The symptoms of Frey's syndrome are redness and sweating on the cheek area adjacent to the ear (see focal hyperhidrosis). They can appear when the affected person eats, sees, dreams, thinks about or talks about certain kinds of food which produce strong salivation. Observing sweating in the region after eating a lemon wedge may be diagnostic.
Signs and symptoms
Signs and symptoms include erythema (redness/flushing) and sweating in the cutaneous distribution of the auriculotemporal nerve, usually in response to gustatory stimuli. There is sometimes pain in the same area, often of a burning nature. Between attacks of pain there is sometimes numbness or other alterred sensations (anesthesia or paresthesia). This is sometimes termed "gustatory neuralgia".

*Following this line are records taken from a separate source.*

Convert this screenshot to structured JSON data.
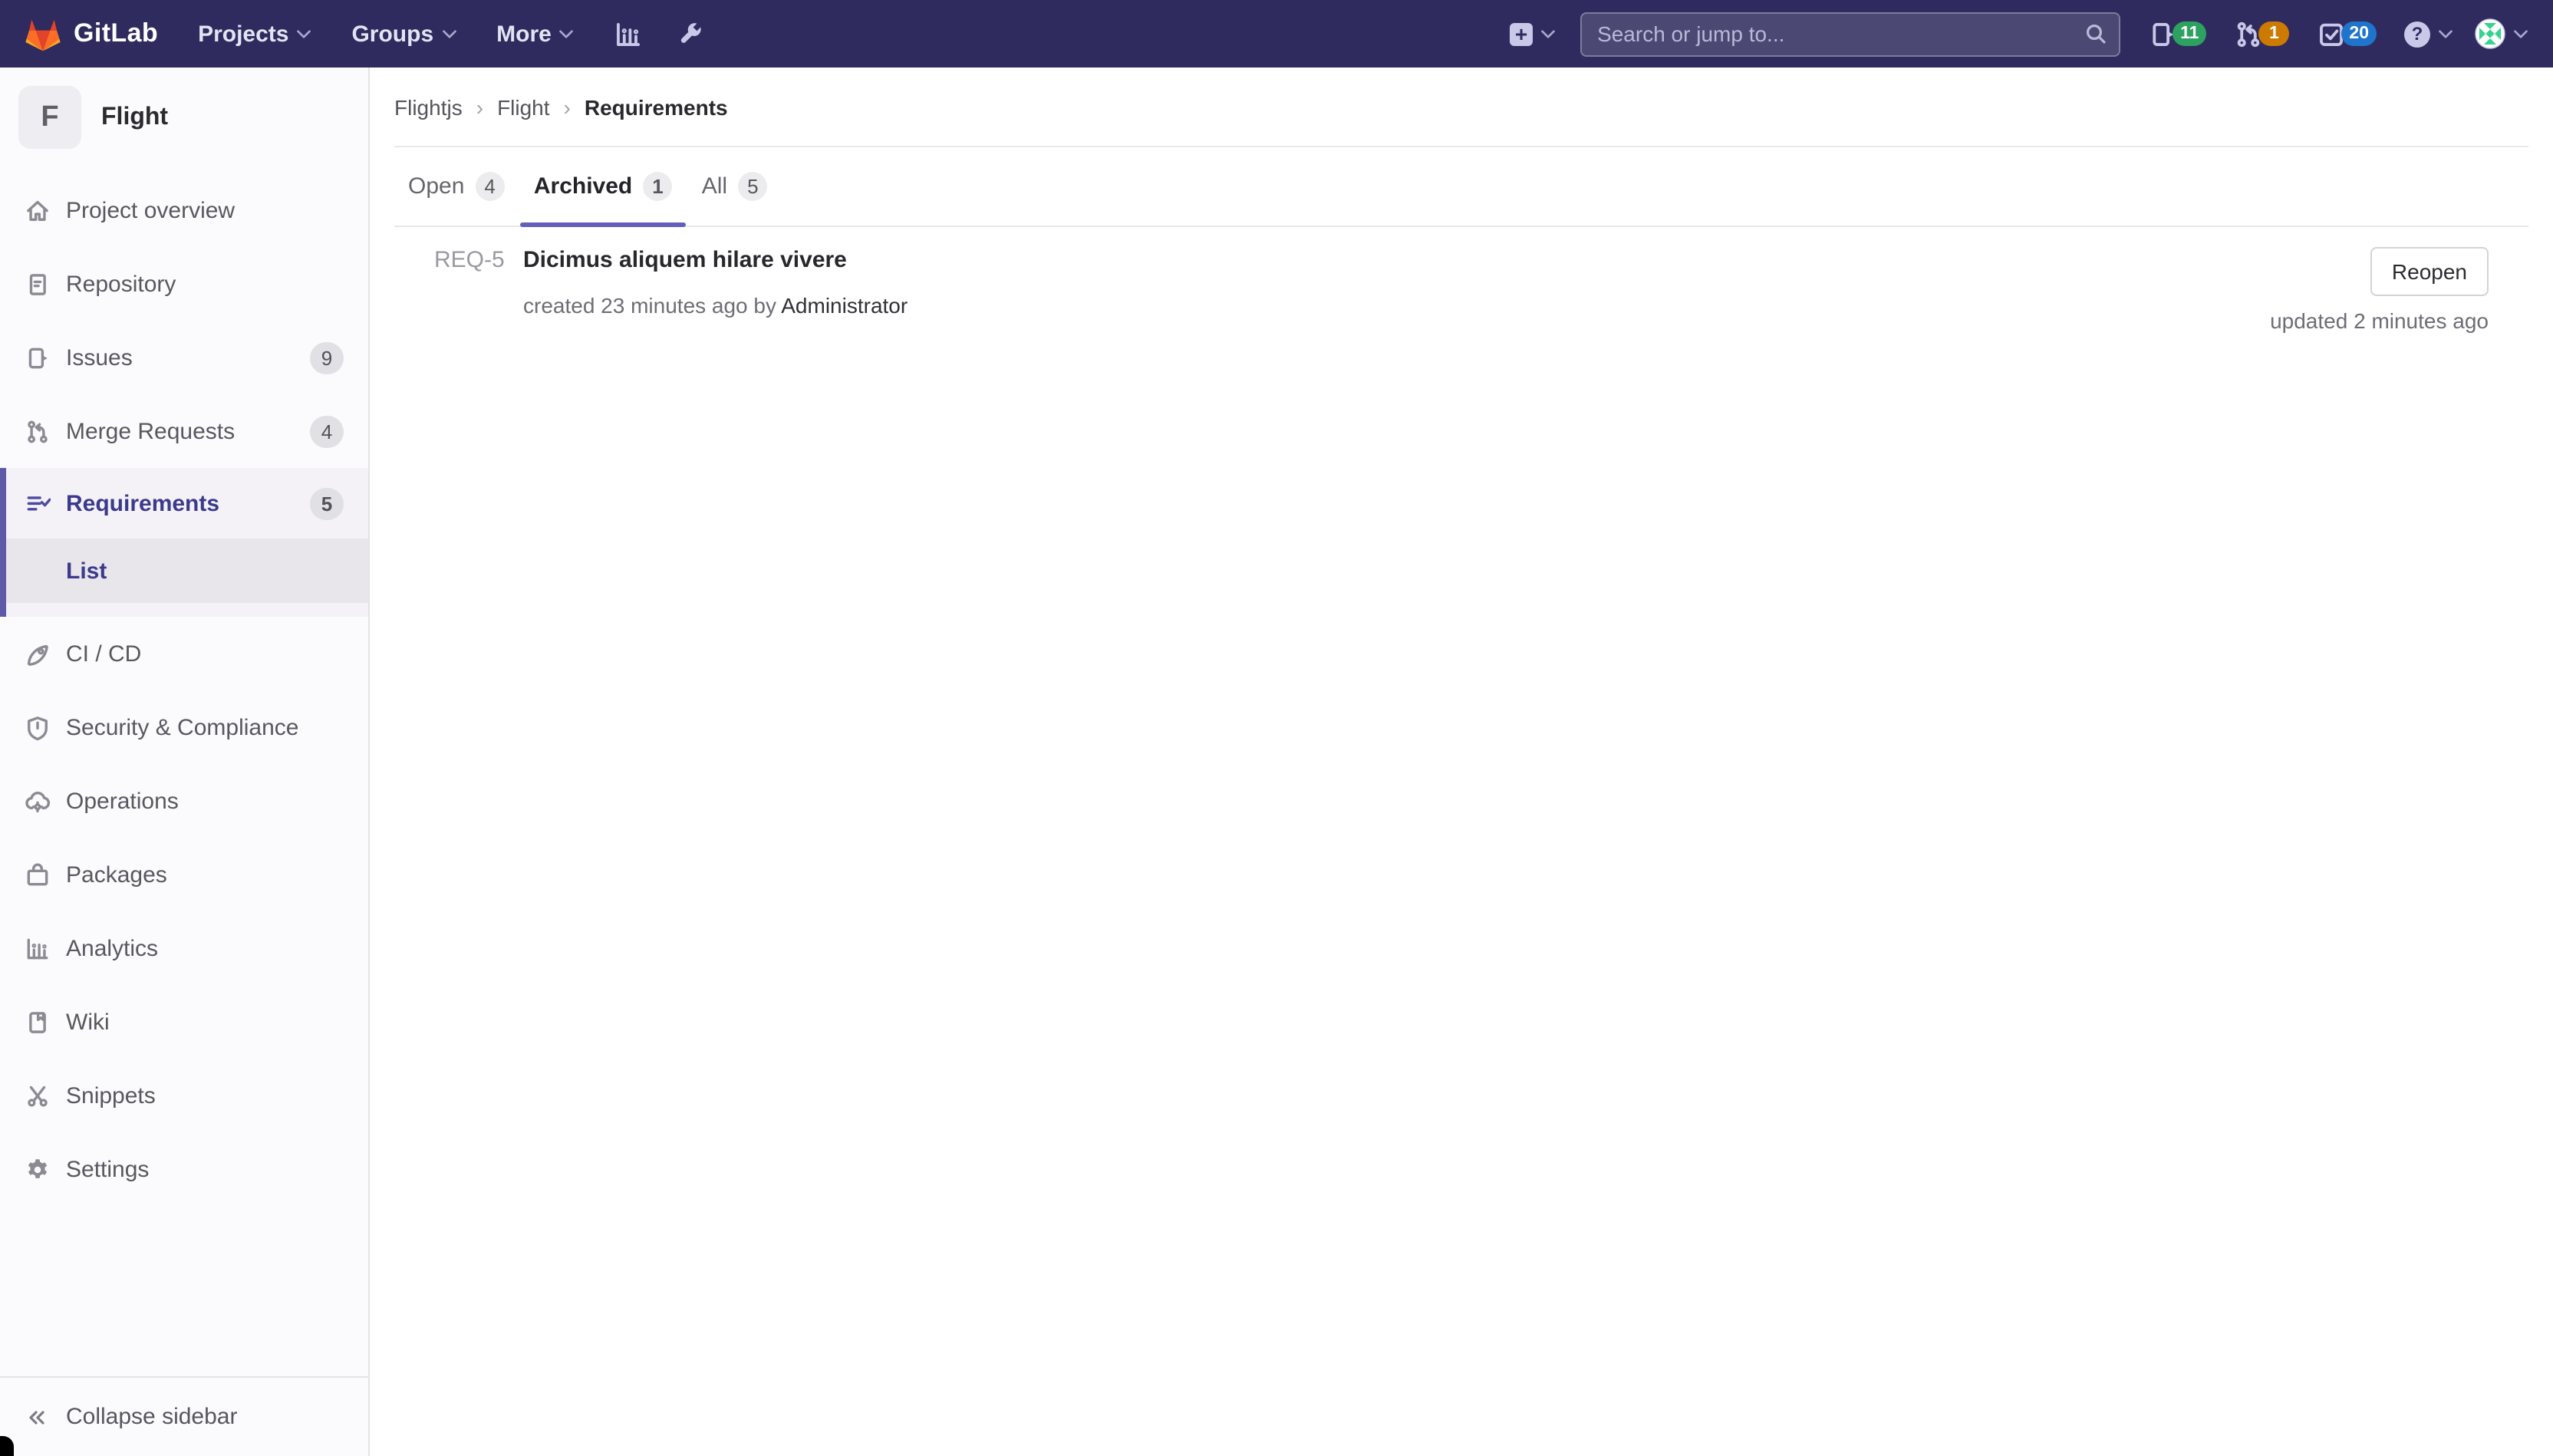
{
  "navbar": {
    "logo_text": "GitLab",
    "links": [
      {
        "label": "Projects"
      },
      {
        "label": "Groups"
      },
      {
        "label": "More"
      }
    ],
    "new_glyph": "+",
    "help_glyph": "?",
    "search": {
      "placeholder": "Search or jump to..."
    },
    "counters": {
      "issues": "11",
      "merge_requests": "1",
      "todos": "20"
    }
  },
  "sidebar": {
    "project": {
      "initial": "F",
      "name": "Flight"
    },
    "items": [
      {
        "label": "Project overview"
      },
      {
        "label": "Repository"
      },
      {
        "label": "Issues",
        "badge": "9"
      },
      {
        "label": "Merge Requests",
        "badge": "4"
      },
      {
        "label": "Requirements",
        "badge": "5"
      },
      {
        "label": "List"
      },
      {
        "label": "CI / CD"
      },
      {
        "label": "Security & Compliance"
      },
      {
        "label": "Operations"
      },
      {
        "label": "Packages"
      },
      {
        "label": "Analytics"
      },
      {
        "label": "Wiki"
      },
      {
        "label": "Snippets"
      },
      {
        "label": "Settings"
      }
    ],
    "collapse_label": "Collapse sidebar"
  },
  "breadcrumb": {
    "items": [
      "Flightjs",
      "Flight"
    ],
    "current": "Requirements",
    "separator": "›"
  },
  "tabs": [
    {
      "label": "Open",
      "count": "4"
    },
    {
      "label": "Archived",
      "count": "1"
    },
    {
      "label": "All",
      "count": "5"
    }
  ],
  "requirement": {
    "id": "REQ-5",
    "title": "Dicimus aliquem hilare vivere",
    "created_text": "created 23 minutes ago by",
    "author": "Administrator",
    "updated_text": "updated 2 minutes ago",
    "reopen_label": "Reopen"
  },
  "colors": {
    "navbar_bg": "#2f2b5e",
    "accent_indigo": "#6161bb",
    "active_border": "#5f5aa8",
    "badge_green": "#2da160",
    "badge_orange": "#cc7a00",
    "badge_blue": "#1f75cb",
    "tanuki_red": "#e24329",
    "tanuki_orange": "#fc6d26",
    "tanuki_amber": "#fca326"
  }
}
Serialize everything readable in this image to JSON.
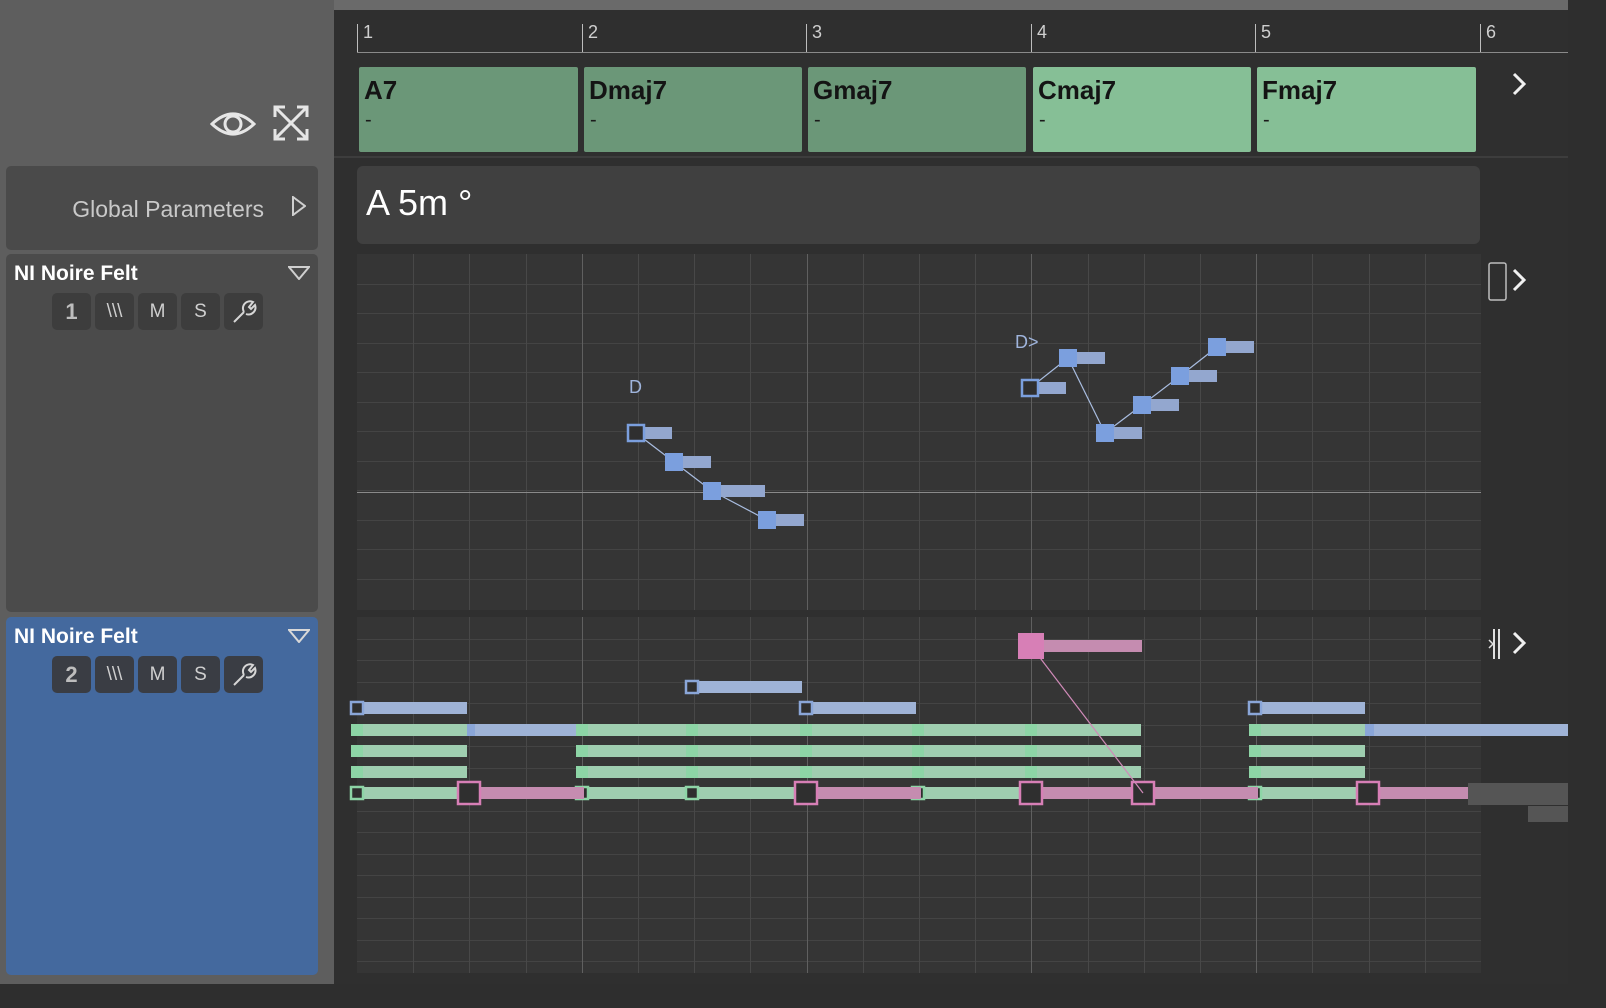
{
  "toolbar": {
    "eye_icon": "eye-icon",
    "fullscreen_icon": "expand-arrows-icon"
  },
  "global_parameters": {
    "label": "Global Parameters"
  },
  "tracks": [
    {
      "name": "NI Noire Felt",
      "number": "1",
      "lanes_label": "\\\\\\",
      "mute_label": "M",
      "solo_label": "S",
      "settings_icon": "wrench-icon",
      "selected": false
    },
    {
      "name": "NI Noire Felt",
      "number": "2",
      "lanes_label": "\\\\\\",
      "mute_label": "M",
      "solo_label": "S",
      "settings_icon": "wrench-icon",
      "selected": true
    }
  ],
  "ruler": {
    "bars": [
      "1",
      "2",
      "3",
      "4",
      "5",
      "6"
    ]
  },
  "chords": [
    {
      "name": "A7",
      "sub": "-",
      "color": "#6b9778"
    },
    {
      "name": "Dmaj7",
      "sub": "-",
      "color": "#6b9778"
    },
    {
      "name": "Gmaj7",
      "sub": "-",
      "color": "#6b9778"
    },
    {
      "name": "Cmaj7",
      "sub": "-",
      "color": "#86bf96"
    },
    {
      "name": "Fmaj7",
      "sub": "-",
      "color": "#86bf96"
    }
  ],
  "key": {
    "label": "A 5m °"
  },
  "phrase_markers": {
    "first": "D",
    "second": "D>"
  },
  "colors": {
    "melody": "#7b9fde",
    "chord_tone": "#8dd5a6",
    "bass": "#d77fb6",
    "selected_track": "#44699e"
  }
}
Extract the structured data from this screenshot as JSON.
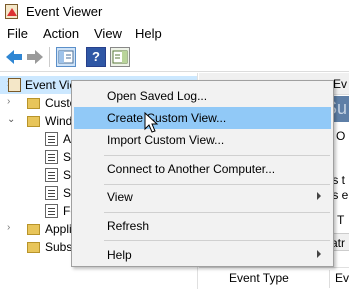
{
  "window": {
    "title": "Event Viewer"
  },
  "menu": [
    "File",
    "Action",
    "View",
    "Help"
  ],
  "toolbar": {
    "buttons": [
      "back-arrow-icon",
      "forward-arrow-icon",
      "show-hide-console-tree-icon",
      "help-icon",
      "show-hide-action-pane-icon"
    ],
    "help_glyph": "?"
  },
  "tree": {
    "items": [
      {
        "label": "Event Viewer (Local)",
        "shown": "Event Vie",
        "icon": "event-viewer-icon",
        "toggle": "›",
        "selected": true
      },
      {
        "label": "Custom Views",
        "shown": "Custo",
        "icon": "folder-icon",
        "toggle": "›"
      },
      {
        "label": "Windows Logs",
        "shown": "Wind",
        "icon": "folder-icon",
        "toggle": "⌄"
      },
      {
        "label": "Application",
        "shown": "A",
        "icon": "log-icon"
      },
      {
        "label": "Security",
        "shown": "Se",
        "icon": "log-icon"
      },
      {
        "label": "Setup",
        "shown": "Se",
        "icon": "log-icon"
      },
      {
        "label": "System",
        "shown": "Sy",
        "icon": "log-icon"
      },
      {
        "label": "Forwarded Events",
        "shown": "Fo",
        "icon": "log-icon"
      },
      {
        "label": "Applications and Services Logs",
        "shown": "Appli",
        "icon": "folder-icon",
        "toggle": "›"
      },
      {
        "label": "Subscriptions",
        "shown": "Subsc",
        "icon": "folder-icon"
      }
    ]
  },
  "right_panel": {
    "header_frag": "Ev",
    "banner_text": "Su",
    "frags": [
      "O",
      "ts t",
      "ts e",
      "T"
    ],
    "tab_frag": "atr",
    "column_header": "Event Type",
    "column_frag": "Ev"
  },
  "context_menu": {
    "items": [
      {
        "label": "Open Saved Log...",
        "submenu": false
      },
      {
        "label": "Create Custom View...",
        "submenu": false,
        "highlighted": true
      },
      {
        "label": "Import Custom View...",
        "submenu": false
      },
      {
        "label": "Connect to Another Computer...",
        "submenu": false
      },
      {
        "label": "View",
        "submenu": true
      },
      {
        "label": "Refresh",
        "submenu": false
      },
      {
        "label": "Help",
        "submenu": true
      }
    ]
  },
  "colors": {
    "highlight": "#91c9f7",
    "selection": "#cce8ff",
    "banner": "#5e7fa7"
  }
}
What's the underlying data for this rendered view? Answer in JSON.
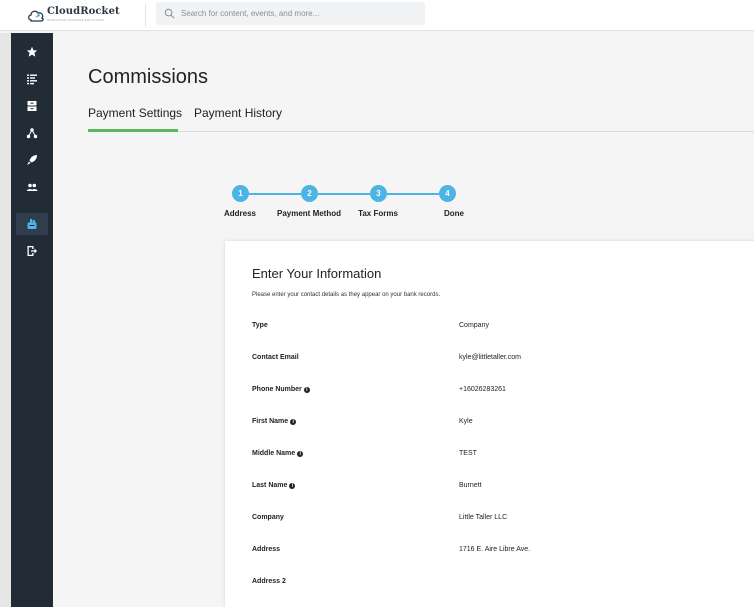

Frey's syndrome often results as a side effect of surgeries of or near the parotid gland or due to injury to the auriculotemporal nerve, which passes through the parotid gland in the early part of its course. The Auriculotemporal branch of the Trigeminal nerve carries parasympathetic fibers to the sweat glands of the scalp and the parotid gland. As a result of severance and inappropriate regeneration, the parasympathetic nerve fibers may switch course, resulting in "gustatory Sweating" or sweating in the anticipation of eating, instead of the normal salivatory response. It is often seen with patients who have undergone endoscopic thoracic sympathectomy, a surgical procedure wherein part of the sympathetic trunk is cut or clamped to treat sweating of the hands or blushing. The subsequent regeneration or nerve sprouting leads to abnormal sweating and salivating. It can also include discharge from the nose when smelling certain food.
Rarely, Frey's syndrome can result from causes other than surgery, including accidental trauma,local infections, sympathetic dysfunction and pathologic lesions within the parotid gland.
There is no effective treatment, but various options are described:
- Injection of Botulinum Toxin A
- Surgical transection of the nerve fibers (only a temporary treatment)
- Application of an ointment containing an anticholinergic drug such as scopolamine
The condition is rare.
- Office of Rare Diseases Research (2011). "Frey's syndrome". National Institutes of Health. Retrieved 17 December 2012.
- "Frey's Syndrome". New England Journal of Medicine. 2006. Retrieved 17 December 2012.
- "Onabotulinumtoxina (Injection Route, Intradermal Route, Intramuscular Route)". Mayo Clinic. 2011. Retrieved 18 December 2012.
- synd/390 at Who Named It?
- L. Frey. Zespól nerwu uszno-skroniowego. 1923.